For decades Raghu Rai’s pictures have spoken to us—each one having its own voice and its own story to tell. Though set in India, Rai’s photographs have had universal impact, evoking varied emotions in the hearts of those who’ve come across them. Using a mesmeric interplay of light and dark, Rai’s works celebrate the extraordinary in the ordinary. Whether his subject is a ‘baby donkey’, or women thrashing wheat grains with the sombre Humayun’s tomb in the distant background—his pictures portray life with compelling simplicity.
In 1965, Rai’s photo Baby Donkey, catapulted him into prominence as a photographer. For more than two decades, he experimented with the elements of black and white, and coloured his photographs with different intensities of these elements. His photograph, Among the Sparrows (1968), for example, touches upon the themes of racism and alienation, by depicting a lone raven, surrounded by a threatening wall of innumerable sparrows. This is probably why Hoffman felt that Rai’s work dealt with the “subject of humanity on a universal scale.” Another picture, the Two Old Men (1970) articulates the economic disparity intrinsic in society. Rai depicts this through the posture of the two men while walking. While the man in a suit walks upright, his counterpart, wearing a ‘dhoti’, walks with a stick in hand, hunched. The posture of the latter speaks volumes about the oppressiveness burdening the poor.
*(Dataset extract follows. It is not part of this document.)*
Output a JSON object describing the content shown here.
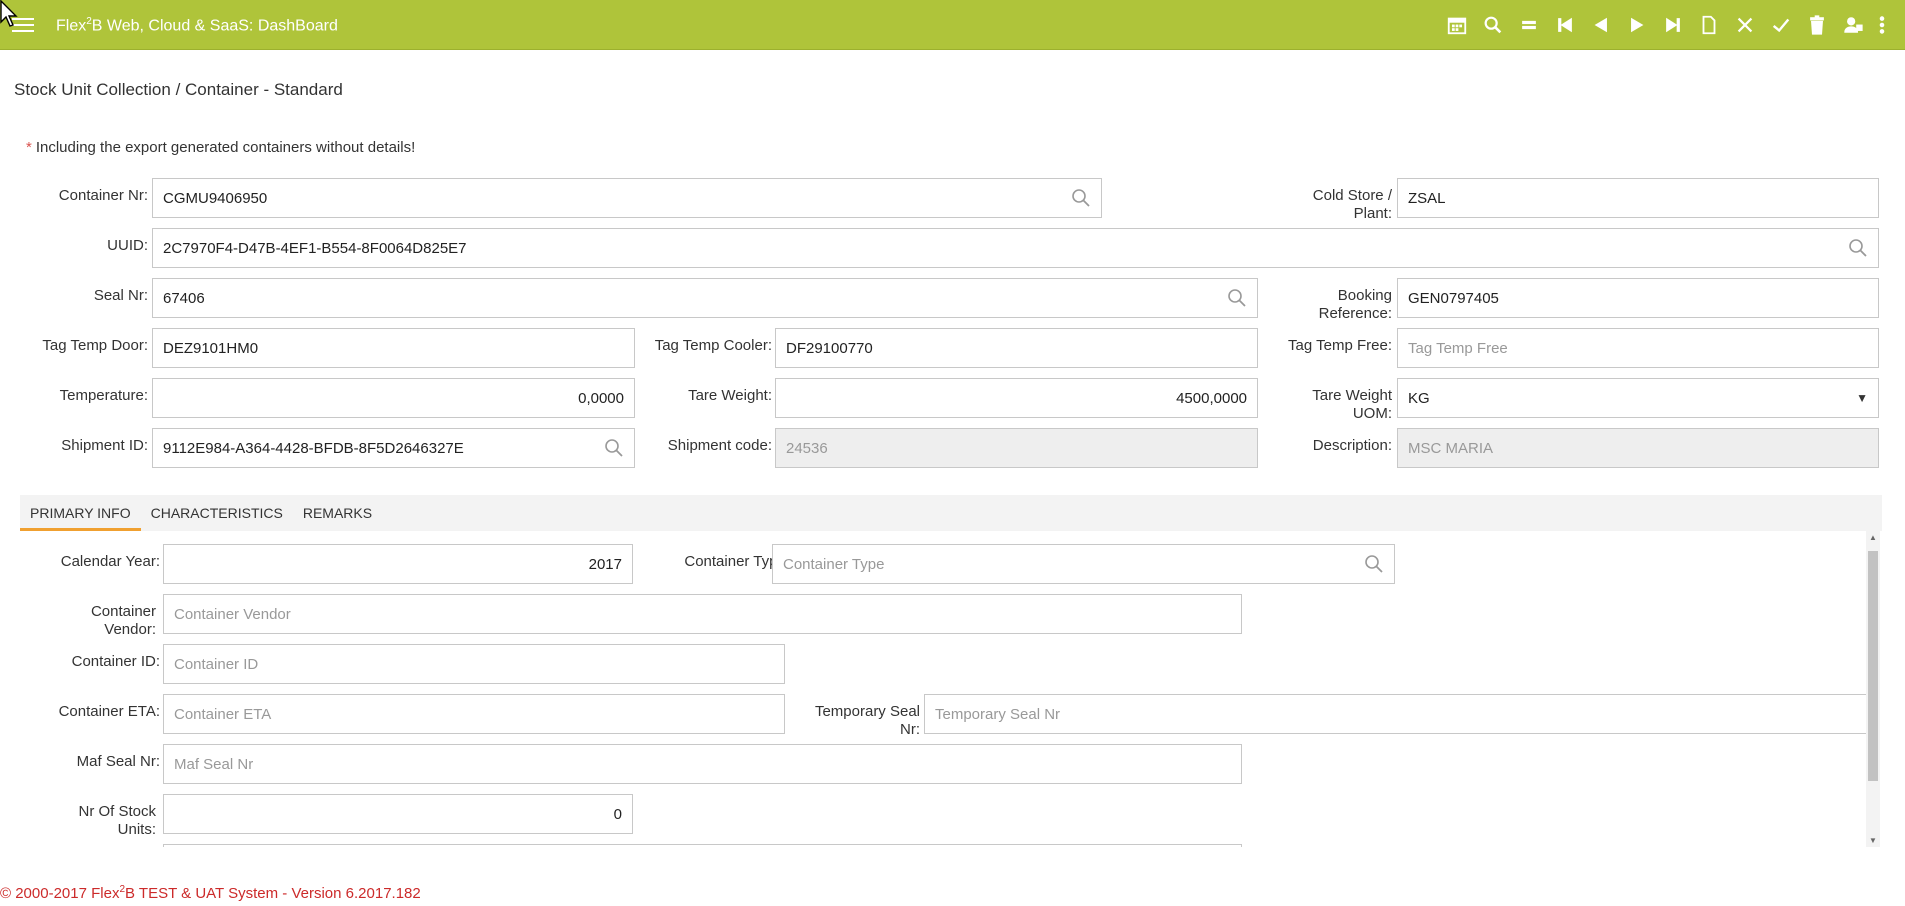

Moreover, an Indian wearing an Englishman’s suit testifies that imperialism continues to exist in India.
For a considerable period of time, Rai’s photographs involved minimal entities (Sensuous Baby, My Father My Son, and A Train to Darjeeling). However, post 2001, Rai began to capture more elements of life, playing with more colours, thanks to modern technology. Pilgrims after a Holy Bath (2005) is one such picture. Taken at Varanasi, the picture details numerous pilgrims performing different rites and actions—each pilgrim is distinctive from the other, yet all belong to one frame and—one existence.
One of Rai’s most striking images is of the Sensuous Baby. In India, the picture has the propensity to trigger off several debates. It shows an infant suckling his mother’s breast, playing with one of her nipples. The nakedness of the mother and child is symbolical of naked truth: sensuality and sexuality are all basic to mankind and there should be no room for hypocrisy. For Rai, photography is to celebrate life in every form, including, “capturing the rhythm and music in a human body.”
Rai has dedicated himself to capturing the life of India and her people, gifting insightful glimpses of her ‘being’. His contribution to photography as an art form, as a study of life in black and white, as well as in colour, and to the understanding of India, are beyond comparison.